(Page and application data records)
···
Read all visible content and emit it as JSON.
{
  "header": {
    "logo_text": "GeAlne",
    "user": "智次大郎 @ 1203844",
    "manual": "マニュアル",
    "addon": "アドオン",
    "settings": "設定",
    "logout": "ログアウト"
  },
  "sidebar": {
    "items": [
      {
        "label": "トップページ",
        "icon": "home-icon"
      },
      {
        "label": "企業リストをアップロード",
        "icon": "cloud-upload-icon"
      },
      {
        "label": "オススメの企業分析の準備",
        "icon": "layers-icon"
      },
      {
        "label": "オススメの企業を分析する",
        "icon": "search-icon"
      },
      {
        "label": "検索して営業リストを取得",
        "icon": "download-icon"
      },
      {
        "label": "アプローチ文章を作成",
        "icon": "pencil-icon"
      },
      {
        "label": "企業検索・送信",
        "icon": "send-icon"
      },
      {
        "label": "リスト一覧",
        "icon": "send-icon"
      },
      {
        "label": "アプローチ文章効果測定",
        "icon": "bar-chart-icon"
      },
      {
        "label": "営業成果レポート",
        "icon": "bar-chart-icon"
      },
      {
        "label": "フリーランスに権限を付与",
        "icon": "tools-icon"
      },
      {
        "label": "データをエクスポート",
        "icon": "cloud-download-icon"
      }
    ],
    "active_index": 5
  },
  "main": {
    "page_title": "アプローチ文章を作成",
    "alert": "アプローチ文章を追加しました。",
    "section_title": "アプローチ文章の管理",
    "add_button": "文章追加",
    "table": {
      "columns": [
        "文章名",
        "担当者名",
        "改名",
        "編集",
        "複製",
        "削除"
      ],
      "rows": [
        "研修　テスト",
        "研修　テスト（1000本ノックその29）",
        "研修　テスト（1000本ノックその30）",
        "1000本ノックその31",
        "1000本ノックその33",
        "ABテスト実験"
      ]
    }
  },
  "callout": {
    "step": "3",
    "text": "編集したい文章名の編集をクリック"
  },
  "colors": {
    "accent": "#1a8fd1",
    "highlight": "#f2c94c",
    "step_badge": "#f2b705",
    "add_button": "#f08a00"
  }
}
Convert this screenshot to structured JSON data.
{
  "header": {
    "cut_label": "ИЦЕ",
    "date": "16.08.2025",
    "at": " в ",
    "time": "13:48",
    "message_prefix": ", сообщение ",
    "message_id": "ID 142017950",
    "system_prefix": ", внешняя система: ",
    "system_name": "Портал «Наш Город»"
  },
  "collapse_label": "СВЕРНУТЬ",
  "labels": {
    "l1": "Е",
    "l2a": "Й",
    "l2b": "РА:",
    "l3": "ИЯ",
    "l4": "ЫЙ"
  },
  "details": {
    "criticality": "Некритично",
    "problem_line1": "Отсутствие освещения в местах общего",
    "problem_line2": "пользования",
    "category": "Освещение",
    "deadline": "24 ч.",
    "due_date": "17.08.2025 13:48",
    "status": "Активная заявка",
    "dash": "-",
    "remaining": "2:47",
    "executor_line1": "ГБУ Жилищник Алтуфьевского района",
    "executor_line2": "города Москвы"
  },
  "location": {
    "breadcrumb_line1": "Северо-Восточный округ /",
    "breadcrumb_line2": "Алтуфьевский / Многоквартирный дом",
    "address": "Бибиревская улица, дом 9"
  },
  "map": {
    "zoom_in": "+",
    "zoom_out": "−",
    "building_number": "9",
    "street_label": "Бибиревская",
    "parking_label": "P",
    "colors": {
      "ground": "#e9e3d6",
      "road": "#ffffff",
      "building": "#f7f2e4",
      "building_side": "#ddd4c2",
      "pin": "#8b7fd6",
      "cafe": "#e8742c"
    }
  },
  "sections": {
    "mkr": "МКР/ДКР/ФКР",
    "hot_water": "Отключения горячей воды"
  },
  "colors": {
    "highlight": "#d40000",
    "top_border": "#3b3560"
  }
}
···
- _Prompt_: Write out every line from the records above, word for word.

- _Response_:
Read all visible content and emit it as JSON.
{
  "header": {
    "logo_text": "GeAlne",
    "user": "智次大郎 @ 1203844",
    "manual": "マニュアル",
    "addon": "アドオン",
    "settings": "設定",
    "logout": "ログアウト"
  },
  "sidebar": {
    "items": [
      {
        "label": "トップページ",
        "icon": "home-icon"
      },
      {
        "label": "企業リストをアップロード",
        "icon": "cloud-upload-icon"
      },
      {
        "label": "オススメの企業分析の準備",
        "icon": "layers-icon"
      },
      {
        "label": "オススメの企業を分析する",
        "icon": "search-icon"
      },
      {
        "label": "検索して営業リストを取得",
        "icon": "download-icon"
      },
      {
        "label": "アプローチ文章を作成",
        "icon": "pencil-icon"
      },
      {
        "label": "企業検索・送信",
        "icon": "send-icon"
      },
      {
        "label": "リスト一覧",
        "icon": "send-icon"
      },
      {
        "label": "アプローチ文章効果測定",
        "icon": "bar-chart-icon"
      },
      {
        "label": "営業成果レポート",
        "icon": "bar-chart-icon"
      },
      {
        "label": "フリーランスに権限を付与",
        "icon": "tools-icon"
      },
      {
        "label": "データをエクスポート",
        "icon": "cloud-download-icon"
      }
    ],
    "active_index": 5
  },
  "main": {
    "page_title": "アプローチ文章を作成",
    "alert": "アプローチ文章を追加しました。",
    "section_title": "アプローチ文章の管理",
    "add_button": "文章追加",
    "table": {
      "columns": [
        "文章名",
        "担当者名",
        "改名",
        "編集",
        "複製",
        "削除"
      ],
      "rows": [
        "研修　テスト",
        "研修　テスト（1000本ノックその29）",
        "研修　テスト（1000本ノックその30）",
        "1000本ノックその31",
        "1000本ノックその33",
        "ABテスト実験"
      ]
    }
  },
  "callout": {
    "step": "3",
    "text": "編集したい文章名の編集をクリック"
  },
  "colors": {
    "accent": "#1a8fd1",
    "highlight": "#f2c94c",
    "step_badge": "#f2b705",
    "add_button": "#f08a00"
  }
}
Convert this screenshot to structured JSON data.
{
  "header": {
    "cut_label": "ИЦЕ",
    "date": "16.08.2025",
    "at": " в ",
    "time": "13:48",
    "message_prefix": ", сообщение ",
    "message_id": "ID 142017950",
    "system_prefix": ", внешняя система: ",
    "system_name": "Портал «Наш Город»"
  },
  "collapse_label": "СВЕРНУТЬ",
  "labels": {
    "l1": "Е",
    "l2a": "Й",
    "l2b": "РА:",
    "l3": "ИЯ",
    "l4": "ЫЙ"
  },
  "details": {
    "criticality": "Некритично",
    "problem_line1": "Отсутствие освещения в местах общего",
    "problem_line2": "пользования",
    "category": "Освещение",
    "deadline": "24 ч.",
    "due_date": "17.08.2025 13:48",
    "status": "Активная заявка",
    "dash": "-",
    "remaining": "2:47",
    "executor_line1": "ГБУ Жилищник Алтуфьевского района",
    "executor_line2": "города Москвы"
  },
  "location": {
    "breadcrumb_line1": "Северо-Восточный округ /",
    "breadcrumb_line2": "Алтуфьевский / Многоквартирный дом",
    "address": "Бибиревская улица, дом 9"
  },
  "map": {
    "zoom_in": "+",
    "zoom_out": "−",
    "building_number": "9",
    "street_label": "Бибиревская",
    "parking_label": "P",
    "colors": {
      "ground": "#e9e3d6",
      "road": "#ffffff",
      "building": "#f7f2e4",
      "building_side": "#ddd4c2",
      "pin": "#8b7fd6",
      "cafe": "#e8742c"
    }
  },
  "sections": {
    "mkr": "МКР/ДКР/ФКР",
    "hot_water": "Отключения горячей воды"
  },
  "colors": {
    "highlight": "#d40000",
    "top_border": "#3b3560"
  }
}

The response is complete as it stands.